CLEARFIELD – Clearfield County has many things going for it: woodlands, waterways and wildlife to name a few. But the county may soon be known for something else, an international film destination.
Though small in population compared to many other areas, the county has produced several filmmakers, one of which is an Academy Award winner.
And this November an inaugural film festival will find its way to the Rowland Theatre of Philipsburg. But Philipsburg isn’t in Clearfield County, you say. And that is correct.
But the man who came up with the plan explained to the Clearfield County Recreation and Tourism Authority that Philipsburg seems more like part of Clearfield County than Centre County, and the Rowland is a partner with Visit Clearfield County.
Furthermore, if all goes according to plan, Clearfield County will reap the benefits of the festival for years to come.
Spencer Folmar is originally from the area, having graduated from West Branch Area School District.
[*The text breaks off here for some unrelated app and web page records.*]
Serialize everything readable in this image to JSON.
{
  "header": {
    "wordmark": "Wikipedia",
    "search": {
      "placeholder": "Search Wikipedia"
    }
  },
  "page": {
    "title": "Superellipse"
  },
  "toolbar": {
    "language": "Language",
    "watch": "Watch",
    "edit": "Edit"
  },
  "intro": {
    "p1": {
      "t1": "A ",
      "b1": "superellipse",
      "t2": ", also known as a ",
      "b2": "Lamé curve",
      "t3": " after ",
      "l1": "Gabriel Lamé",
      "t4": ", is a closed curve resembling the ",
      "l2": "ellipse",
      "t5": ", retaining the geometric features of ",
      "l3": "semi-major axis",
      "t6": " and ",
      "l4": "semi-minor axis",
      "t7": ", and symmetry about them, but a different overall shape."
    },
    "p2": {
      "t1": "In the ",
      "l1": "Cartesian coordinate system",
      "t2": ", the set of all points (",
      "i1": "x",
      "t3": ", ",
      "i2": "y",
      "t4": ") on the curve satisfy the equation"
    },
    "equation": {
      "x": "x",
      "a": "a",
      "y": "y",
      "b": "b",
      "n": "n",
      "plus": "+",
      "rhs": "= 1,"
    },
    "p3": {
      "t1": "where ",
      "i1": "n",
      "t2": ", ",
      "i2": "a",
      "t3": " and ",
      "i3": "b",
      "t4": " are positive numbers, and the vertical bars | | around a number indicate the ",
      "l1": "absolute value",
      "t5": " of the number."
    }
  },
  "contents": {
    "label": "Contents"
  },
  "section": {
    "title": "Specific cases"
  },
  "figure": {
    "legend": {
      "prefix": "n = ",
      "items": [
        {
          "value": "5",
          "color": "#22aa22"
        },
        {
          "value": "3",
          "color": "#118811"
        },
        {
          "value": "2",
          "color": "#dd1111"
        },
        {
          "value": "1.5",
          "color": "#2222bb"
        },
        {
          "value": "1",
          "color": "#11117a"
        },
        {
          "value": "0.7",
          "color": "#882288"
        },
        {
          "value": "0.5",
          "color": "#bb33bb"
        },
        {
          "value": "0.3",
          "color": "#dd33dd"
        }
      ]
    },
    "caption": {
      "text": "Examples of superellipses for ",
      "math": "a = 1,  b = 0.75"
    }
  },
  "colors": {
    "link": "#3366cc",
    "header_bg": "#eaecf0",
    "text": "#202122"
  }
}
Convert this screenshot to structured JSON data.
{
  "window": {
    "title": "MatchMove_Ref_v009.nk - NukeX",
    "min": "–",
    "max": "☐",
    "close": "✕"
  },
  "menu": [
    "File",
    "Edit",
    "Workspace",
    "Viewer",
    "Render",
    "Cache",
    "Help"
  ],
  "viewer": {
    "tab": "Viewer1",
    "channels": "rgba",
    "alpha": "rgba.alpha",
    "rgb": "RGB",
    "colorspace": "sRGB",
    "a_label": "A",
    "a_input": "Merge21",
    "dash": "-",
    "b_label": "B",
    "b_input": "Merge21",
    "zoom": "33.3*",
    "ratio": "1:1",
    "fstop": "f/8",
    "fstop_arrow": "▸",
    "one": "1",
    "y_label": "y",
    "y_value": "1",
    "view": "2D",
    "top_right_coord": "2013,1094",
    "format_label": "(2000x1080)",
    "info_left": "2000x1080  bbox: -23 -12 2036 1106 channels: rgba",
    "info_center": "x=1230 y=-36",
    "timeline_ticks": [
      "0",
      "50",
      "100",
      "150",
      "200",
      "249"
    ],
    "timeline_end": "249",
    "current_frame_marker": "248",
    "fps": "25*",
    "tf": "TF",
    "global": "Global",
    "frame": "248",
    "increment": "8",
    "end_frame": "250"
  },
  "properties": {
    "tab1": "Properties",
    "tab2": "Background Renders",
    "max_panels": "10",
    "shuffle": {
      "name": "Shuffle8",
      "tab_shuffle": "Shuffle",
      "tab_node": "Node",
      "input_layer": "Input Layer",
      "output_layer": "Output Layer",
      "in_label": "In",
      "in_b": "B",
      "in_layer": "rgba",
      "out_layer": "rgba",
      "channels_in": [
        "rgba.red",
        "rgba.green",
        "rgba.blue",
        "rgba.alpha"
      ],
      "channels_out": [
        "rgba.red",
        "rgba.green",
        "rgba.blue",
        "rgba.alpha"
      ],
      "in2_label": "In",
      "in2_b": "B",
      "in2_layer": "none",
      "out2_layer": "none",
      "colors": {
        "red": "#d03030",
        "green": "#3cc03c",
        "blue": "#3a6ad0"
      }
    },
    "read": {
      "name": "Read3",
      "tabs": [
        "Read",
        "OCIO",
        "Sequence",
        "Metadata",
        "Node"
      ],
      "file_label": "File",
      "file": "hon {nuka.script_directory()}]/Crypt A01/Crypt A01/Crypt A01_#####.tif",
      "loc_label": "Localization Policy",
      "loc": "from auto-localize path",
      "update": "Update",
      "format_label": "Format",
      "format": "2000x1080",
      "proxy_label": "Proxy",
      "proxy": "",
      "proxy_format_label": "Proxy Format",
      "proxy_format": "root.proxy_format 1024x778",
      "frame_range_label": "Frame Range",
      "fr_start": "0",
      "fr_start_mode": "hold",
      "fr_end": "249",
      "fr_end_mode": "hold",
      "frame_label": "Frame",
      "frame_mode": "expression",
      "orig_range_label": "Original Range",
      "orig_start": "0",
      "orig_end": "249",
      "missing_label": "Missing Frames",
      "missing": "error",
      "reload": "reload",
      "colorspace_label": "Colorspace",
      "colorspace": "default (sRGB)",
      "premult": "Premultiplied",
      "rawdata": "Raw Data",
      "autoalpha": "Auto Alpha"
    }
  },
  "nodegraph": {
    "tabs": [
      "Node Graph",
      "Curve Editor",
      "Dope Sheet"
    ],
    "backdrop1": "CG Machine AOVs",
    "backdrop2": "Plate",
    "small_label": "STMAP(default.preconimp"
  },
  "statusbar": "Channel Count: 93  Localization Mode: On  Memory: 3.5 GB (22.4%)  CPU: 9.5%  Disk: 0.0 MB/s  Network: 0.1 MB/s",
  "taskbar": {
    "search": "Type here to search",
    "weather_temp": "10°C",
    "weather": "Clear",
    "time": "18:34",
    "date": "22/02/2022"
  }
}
He is now a filmmaker and resident of Los Angeles, but he regularly returns to Clearfield County.
Last year, his film “Generational Sins” made its debut at the Rowland and was also shown at the Ritz in Clearfield.
He has been working on another film in the area, about the opioid epidemic in small towns across the country. And now, Folmar is planning the inaugural Veritas Film Festival in November. Veritas, he noted, is Latin for “truth.”
“There is something really special about this area,” he said to the CCRTA board at Wednesday’s meeting, noting how the lead actor in “Generational Sins” is from Australia and his only exposure to the United States prior to that film had been big cities, like New York.
Folmar said he regularly gets texts from the actor talking about his experience in Clearfield County and sharing pictures.
Folmar strongly believes that Central Pennsylvania, especially Clearfield County, has something people from other places, especially big cities, and other countries are interested in and want to experience.
The festival is scheduled to run Nov. 9-15 and each day will feature a different category of film making. Friday will have feature films, Saturday student films, Sunday “hard faith” films, which Folmar said do not necessarily have to do with religion.
Monday’s category is Made in Pennsylvania and will feature films that have some connection to the state. Tuesday will feature documentaries and experimental films, Wednesday will be for screenplays, which will be read aloud on stage by actors and Thursday will end with short films, which are regularly the most popular categories at film festivals.
Folmar noted how some film festivals are focused on places, such as Telluride in Colorado. The way the festival will be marketed will focus on having filmmakers and other industry members fly into the area and stay in Clearfield.
He said the Web site will feature Clearfield area hotels, and Veritas staff will greet them at airports and take them directly to Clearfield. Folmar added that “film makers like festivals” and they like experiencing new places.
Pennsylvania, he said, is often seen as the place of Amish people, or Pittsburgh and Philadelphia, but central Pennsylvania has much more to offer, an old-fashioned, heartland feeling that people are looking for.
The Web site for the festival has only been live for a short time and already they have 50 submissions from around the world, including from Paris, South Korea and Iran.
In the future, Folmar said he hopes to expand the festival to include venues in Clearfield, including the Ritz, the Clearfield Arts Studio Theatre and maybe even the Super 322 Drive-In.
Information about the festival and submission guidelines can be found at www.withoutabox.com, a one-stop listing of film festivals around the world. Other information can be found at www.eventbrite.com, search for Veritas Film Fest.